Country X: The Country That Shall Not Be Named

On Monday, 19 May 2014, Glenn Greenwald published his report entitled Data Pirates of the Caribbean: The NSA is recording every cell call in the Bahamas, in which he reported about the NSA SOMALGET program, which is part of the larger MYSTIC program. MYSTIC has been used to intercept the communications of several countries, namely the Bahamas, Mexico, Kenya, the Phillipines, and thanks to Wikileaks we now know that the final country, redacted in Glenn Greenwalds original report on these programs, was Afghanistan.

SOMALGET can be used to take in the entire audio stream (not just metadata) of all the calls in an entire country, and store this information for (at least) 30 days. This is capability the NSA developed, and was published by The Washington Post in March this year.

Why the Censorship?

The question however, is why Glenn Greenwald chose to censor the name of Afghanistan out of his report. He claims it has been done to protect lives, but I honestly can’t for the life of me figure out why lives would be at risk when it is revealed to the Afghani’s that their country is one of the most heavily surveilled on the planet? This information is not exactly a secret. Why is this knowledge that’s OK for the Bahamians to possess, but not the Afghani’s? The US effectively colonized Afghanistan and it seems that everyone with at least half a brain can figure out that calling someone in Afghanistan might have a very high risk of being recorded and analysed by NSA. Now we know for certain that the probability of this happening is 1.
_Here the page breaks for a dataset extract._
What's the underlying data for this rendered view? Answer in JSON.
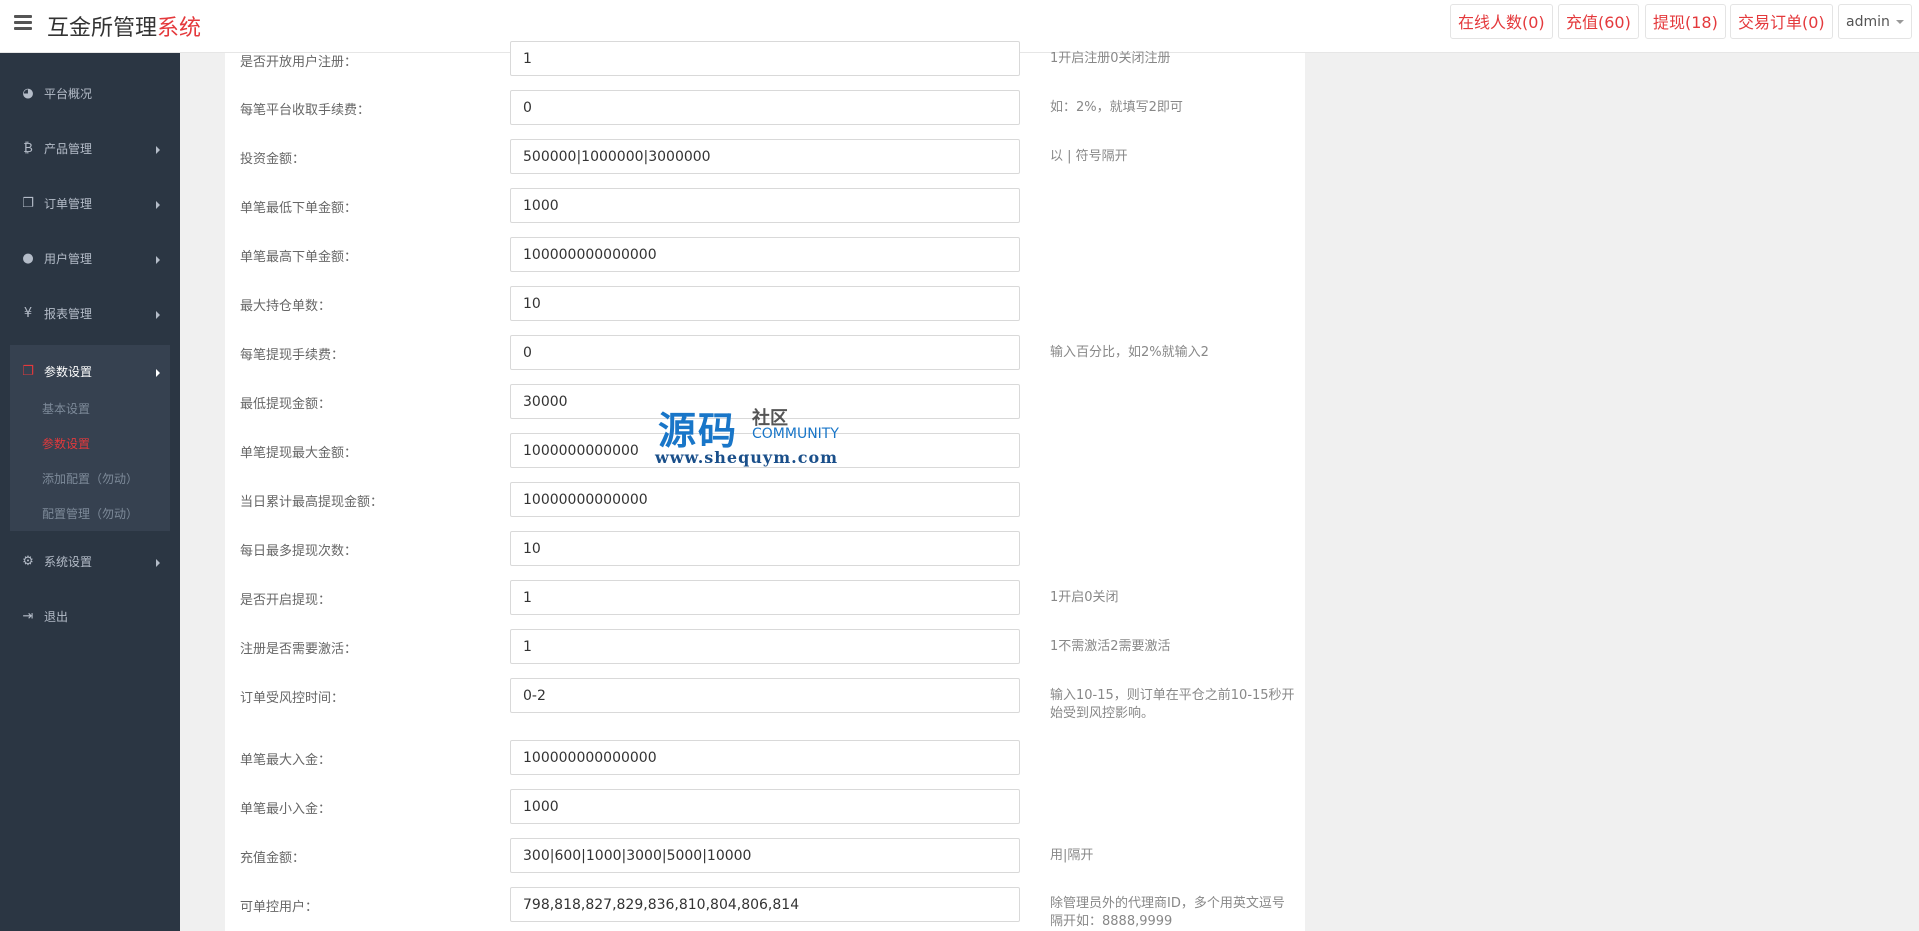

Whistleblowers risk their lives and livelihoods to bring to the public’s attention, information that they deem to be in the gravest public interest. Now, whistleblowers carefully consider which information to publish and/or hand out to journalists, and in the case of intelligence whistleblowers, they are clearly more expert than most journalists when it comes to security and sensing which information has to be kept from the public in the interest of safety of lives and which information can be published in the public interest. After all, they have been doing exactly that for most of their professional lives, in a security-related context.
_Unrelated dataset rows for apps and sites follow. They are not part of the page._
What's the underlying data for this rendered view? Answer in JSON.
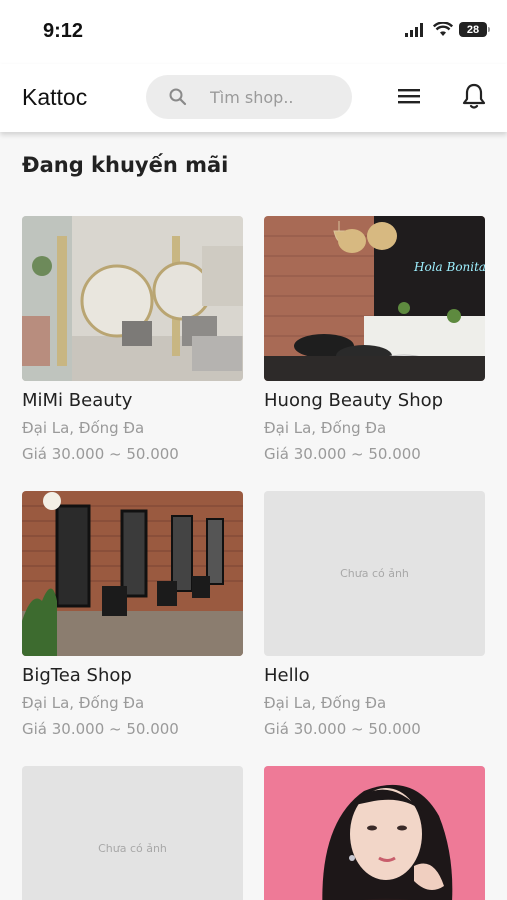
{
  "status_bar": {
    "time": "9:12",
    "battery": "28"
  },
  "app_bar": {
    "title": "Kattoc",
    "search_placeholder": "Tìm shop.."
  },
  "section": {
    "title": "Đang khuyến mãi"
  },
  "shops": [
    {
      "name": "MiMi Beauty",
      "address": "Đại La, Đống Đa",
      "price": "Giá 30.000 ~ 50.000",
      "image": "salon-interior"
    },
    {
      "name": "Huong Beauty Shop",
      "address": "Đại La, Đống Đa",
      "price": "Giá 30.000 ~ 50.000",
      "image": "wash-station"
    },
    {
      "name": "BigTea Shop",
      "address": "Đại La, Đống Đa",
      "price": "Giá 30.000 ~ 50.000",
      "image": "brick-salon"
    },
    {
      "name": "Hello",
      "address": "Đại La, Đống Đa",
      "price": "Giá 30.000 ~ 50.000",
      "image": "none",
      "no_image_text": "Chưa có ảnh"
    },
    {
      "name": "",
      "address": "",
      "price": "",
      "image": "none",
      "no_image_text": "Chưa có ảnh"
    },
    {
      "name": "",
      "address": "",
      "price": "",
      "image": "portrait"
    }
  ]
}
Now, it seems that Greenwald acts as a sort of filter between the information Edward Snowden gave him for publication, and the actual information the public is getting. Greenwald is sitting on an absolute treasure-trove of information and is clearly cherry picking which information to publish and which information to withhold. By what criteria I wonder? Spreading out the publication of data however, is a good strategy, given that about a year has passed since the first disclosures, and it’s still very much in the media, which is clearly a very good thing. I don’t think that would have happened if all the information was dumped at once.

But on the other hand: Snowden has risked his life and left his comfortable life on Hawaii behind him to make this information public, a very brave thing to do, and certainly not a decision to take lightly, and has personally selected Greenwald to receive this information. And here is a journalist who is openly cherry-picking and censoring the information given to him, already preselected by Snowden, and thereby withholding potentially critical information from the public?
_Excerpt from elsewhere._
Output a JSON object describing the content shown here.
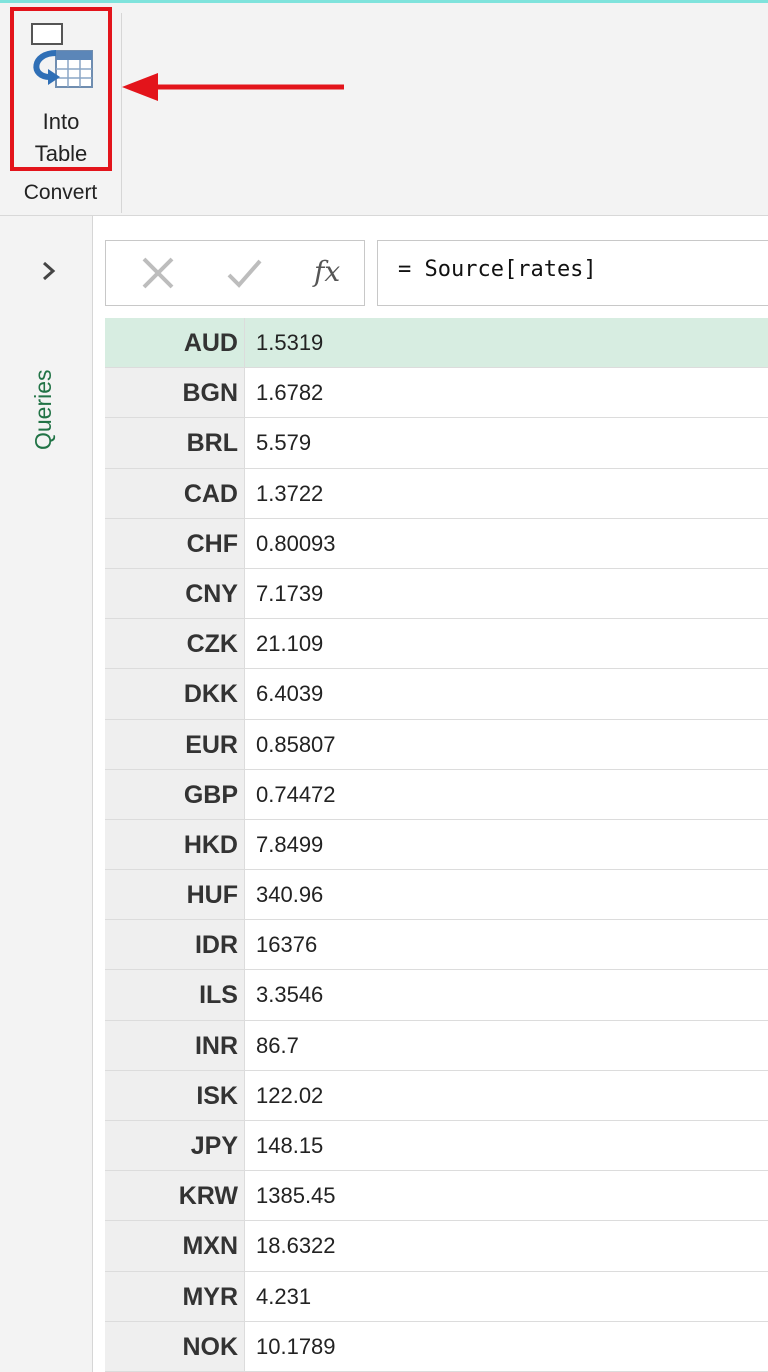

So I would hereby like to ask: By what criteria is Greenwald selecting information for publication? Why the need to interfere with the whistleblower’s judgement regarding the information, who is clearly more expert at assessing the security-related issues surrounding publication?

Annie Machon, whistleblower and former MI5, has also done an interview on RT about this Afghanistan-censoring business of Greenwald, whistleblowers deserve full coverage. Do watch. Whistleblowers risk their lives to keep the public informed of government and corporate wrongdoing. They need our support.

Update: Mensoh has also written a good article (titled: The Deception) about Greenwald’s actions, also in relation to SOMALGET and other releases. A highly recommended read.